[[ RECORDS PROVIDED open ]]

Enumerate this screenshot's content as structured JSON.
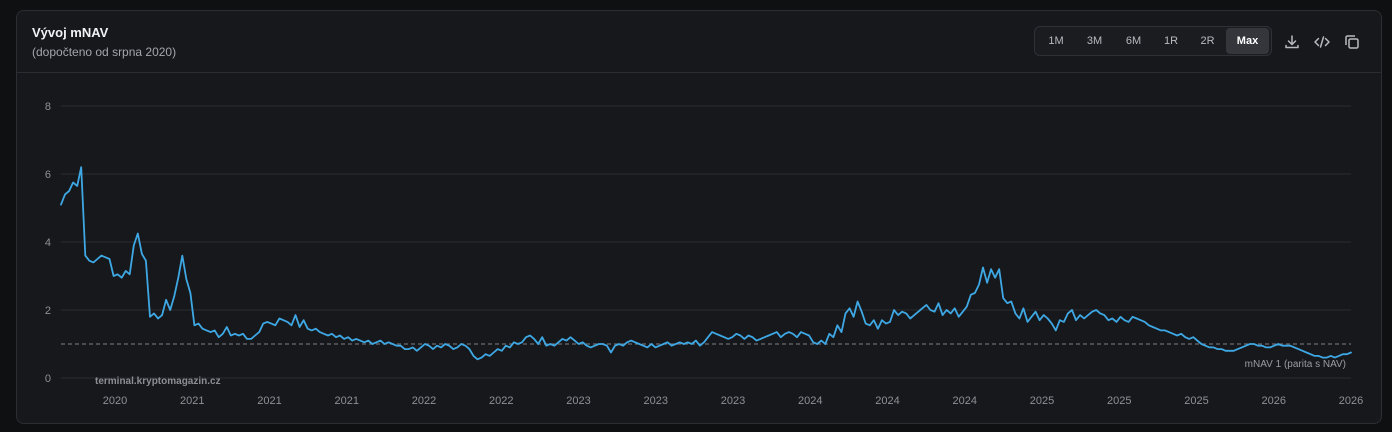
{
  "header": {
    "title": "Vývoj mNAV",
    "subtitle": "(dopočteno od srpna 2020)"
  },
  "range_buttons": [
    {
      "label": "1M",
      "active": false
    },
    {
      "label": "3M",
      "active": false
    },
    {
      "label": "6M",
      "active": false
    },
    {
      "label": "1R",
      "active": false
    },
    {
      "label": "2R",
      "active": false
    },
    {
      "label": "Max",
      "active": true
    }
  ],
  "toolbar_icons": [
    "download-icon",
    "code-icon",
    "copy-icon"
  ],
  "watermark": "terminal.kryptomagazin.cz",
  "colors": {
    "line": "#3ea8e5",
    "grid": "#2a2c31",
    "reference": "#6a6c72",
    "background": "#17181b"
  },
  "chart_data": {
    "type": "line",
    "title": "",
    "xlabel": "",
    "ylabel": "",
    "ylim": [
      0,
      8
    ],
    "y_ticks": [
      0,
      2,
      4,
      6,
      8
    ],
    "x_ticks": [
      "2020",
      "2021",
      "2021",
      "2021",
      "2022",
      "2022",
      "2023",
      "2023",
      "2023",
      "2024",
      "2024",
      "2024",
      "2025",
      "2025",
      "2025",
      "2026",
      "2026"
    ],
    "grid": true,
    "reference_line": {
      "y": 1,
      "label": "mNAV 1 (parita s NAV)"
    },
    "series": [
      {
        "values": [
          5.1,
          5.4,
          5.5,
          5.75,
          5.65,
          6.2,
          3.6,
          3.45,
          3.4,
          3.5,
          3.6,
          3.55,
          3.5,
          3.0,
          3.05,
          2.95,
          3.15,
          3.05,
          3.9,
          4.25,
          3.65,
          3.45,
          1.8,
          1.9,
          1.75,
          1.85,
          2.3,
          2.0,
          2.4,
          2.95,
          3.6,
          2.9,
          2.5,
          1.55,
          1.6,
          1.45,
          1.4,
          1.35,
          1.4,
          1.2,
          1.3,
          1.5,
          1.25,
          1.3,
          1.25,
          1.3,
          1.15,
          1.15,
          1.25,
          1.35,
          1.6,
          1.65,
          1.6,
          1.55,
          1.75,
          1.7,
          1.65,
          1.55,
          1.85,
          1.5,
          1.7,
          1.45,
          1.4,
          1.45,
          1.35,
          1.3,
          1.25,
          1.3,
          1.2,
          1.25,
          1.15,
          1.2,
          1.1,
          1.15,
          1.1,
          1.05,
          1.1,
          1.0,
          1.05,
          1.1,
          1.0,
          1.05,
          1.0,
          0.95,
          0.95,
          0.85,
          0.85,
          0.9,
          0.8,
          0.9,
          1.0,
          0.95,
          0.85,
          0.95,
          0.9,
          1.0,
          0.95,
          0.85,
          0.9,
          1.0,
          0.95,
          0.85,
          0.65,
          0.55,
          0.6,
          0.7,
          0.65,
          0.75,
          0.85,
          0.8,
          0.95,
          0.9,
          1.05,
          1.0,
          1.05,
          1.2,
          1.25,
          1.15,
          1.0,
          1.2,
          0.95,
          1.0,
          0.95,
          1.05,
          1.15,
          1.1,
          1.2,
          1.1,
          1.0,
          1.05,
          0.95,
          0.9,
          0.95,
          1.0,
          1.0,
          0.95,
          0.75,
          0.95,
          1.0,
          0.95,
          1.05,
          1.1,
          1.05,
          1.0,
          0.95,
          0.9,
          1.0,
          0.9,
          0.95,
          1.0,
          1.05,
          0.95,
          1.0,
          1.05,
          1.0,
          1.05,
          1.0,
          1.1,
          0.95,
          1.05,
          1.2,
          1.35,
          1.3,
          1.25,
          1.2,
          1.15,
          1.2,
          1.3,
          1.25,
          1.15,
          1.25,
          1.2,
          1.1,
          1.15,
          1.2,
          1.25,
          1.3,
          1.35,
          1.2,
          1.3,
          1.35,
          1.3,
          1.2,
          1.35,
          1.3,
          1.25,
          1.05,
          1.0,
          1.1,
          1.0,
          1.3,
          1.2,
          1.55,
          1.35,
          1.9,
          2.05,
          1.8,
          2.25,
          1.95,
          1.6,
          1.55,
          1.7,
          1.45,
          1.7,
          1.6,
          1.65,
          2.0,
          1.85,
          1.95,
          1.9,
          1.75,
          1.85,
          1.95,
          2.05,
          2.15,
          2.0,
          1.95,
          2.2,
          1.85,
          2.0,
          1.9,
          2.05,
          1.8,
          1.95,
          2.1,
          2.45,
          2.5,
          2.75,
          3.25,
          2.8,
          3.2,
          2.95,
          3.2,
          2.35,
          2.2,
          2.25,
          1.9,
          1.75,
          2.05,
          1.65,
          1.8,
          1.95,
          1.7,
          1.85,
          1.75,
          1.6,
          1.4,
          1.7,
          1.65,
          1.9,
          2.0,
          1.7,
          1.85,
          1.75,
          1.85,
          1.95,
          2.0,
          1.9,
          1.85,
          1.7,
          1.75,
          1.65,
          1.8,
          1.7,
          1.65,
          1.8,
          1.75,
          1.7,
          1.65,
          1.55,
          1.5,
          1.45,
          1.4,
          1.4,
          1.35,
          1.3,
          1.25,
          1.3,
          1.2,
          1.15,
          1.2,
          1.1,
          1.0,
          0.95,
          0.9,
          0.9,
          0.85,
          0.85,
          0.8,
          0.8,
          0.8,
          0.85,
          0.9,
          0.95,
          1.0,
          1.0,
          0.95,
          0.95,
          0.9,
          0.9,
          0.95,
          1.0,
          0.95,
          0.95,
          0.95,
          0.9,
          0.85,
          0.8,
          0.75,
          0.7,
          0.65,
          0.65,
          0.6,
          0.6,
          0.65,
          0.6,
          0.65,
          0.7,
          0.7,
          0.75
        ]
      }
    ]
  }
}
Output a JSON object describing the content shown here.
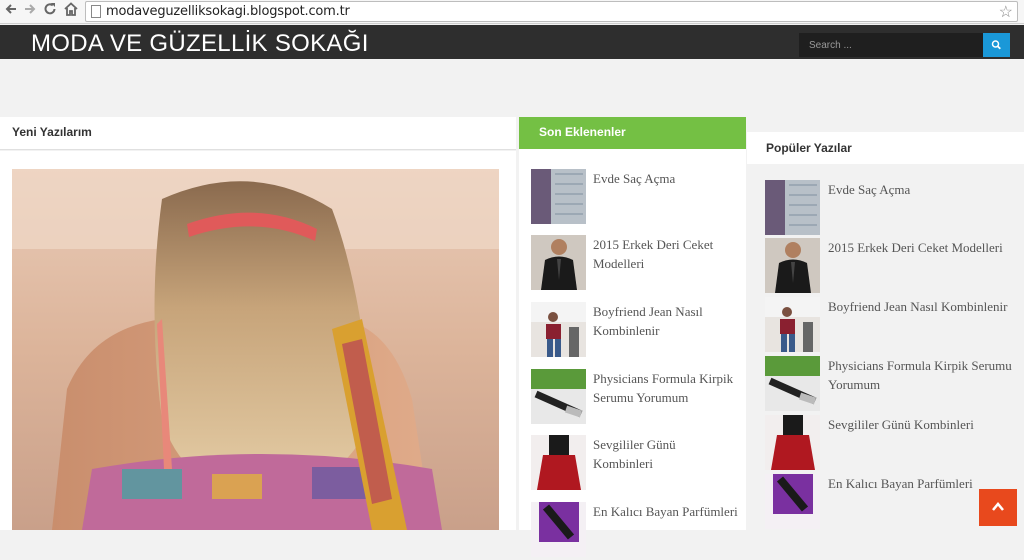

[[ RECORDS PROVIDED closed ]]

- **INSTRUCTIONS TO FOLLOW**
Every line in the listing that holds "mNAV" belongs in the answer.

- **ANSWER SECTION**
    "title": "Vývoj mNAV",
      "label": "mNAV 1 (parita s NAV)"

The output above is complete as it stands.